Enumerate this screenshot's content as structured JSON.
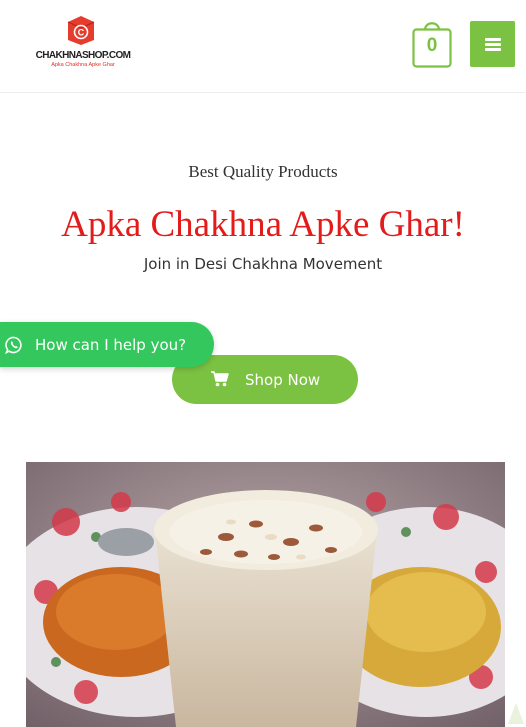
{
  "header": {
    "logo": {
      "name": "CHAKHNASHOP.COM",
      "tagline": "Apka Chakhna Apke Ghar"
    },
    "cart": {
      "count": "0",
      "icon": "shopping-bag-icon"
    },
    "menu": {
      "icon": "hamburger-icon"
    }
  },
  "hero": {
    "subtitle": "Best Quality Products",
    "headline": "Apka Chakhna Apke Ghar!",
    "tagline": "Join in Desi Chakhna Movement",
    "cta_label": "Shop Now",
    "cta_icon": "cart-icon"
  },
  "whatsapp": {
    "label": "How can I help you?",
    "icon": "whatsapp-icon"
  },
  "colors": {
    "accent": "#7cc242",
    "headline": "#e31b1b",
    "whatsapp": "#34c75e"
  }
}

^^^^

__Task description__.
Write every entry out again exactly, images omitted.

__Solution to this problem__.
Enumerate this screenshot's content as structured JSON.
{
  "header": {
    "logo": {
      "name": "CHAKHNASHOP.COM",
      "tagline": "Apka Chakhna Apke Ghar"
    },
    "cart": {
      "count": "0",
      "icon": "shopping-bag-icon"
    },
    "menu": {
      "icon": "hamburger-icon"
    }
  },
  "hero": {
    "subtitle": "Best Quality Products",
    "headline": "Apka Chakhna Apke Ghar!",
    "tagline": "Join in Desi Chakhna Movement",
    "cta_label": "Shop Now",
    "cta_icon": "cart-icon"
  },
  "whatsapp": {
    "label": "How can I help you?",
    "icon": "whatsapp-icon"
  },
  "colors": {
    "accent": "#7cc242",
    "headline": "#e31b1b",
    "whatsapp": "#34c75e"
  }
}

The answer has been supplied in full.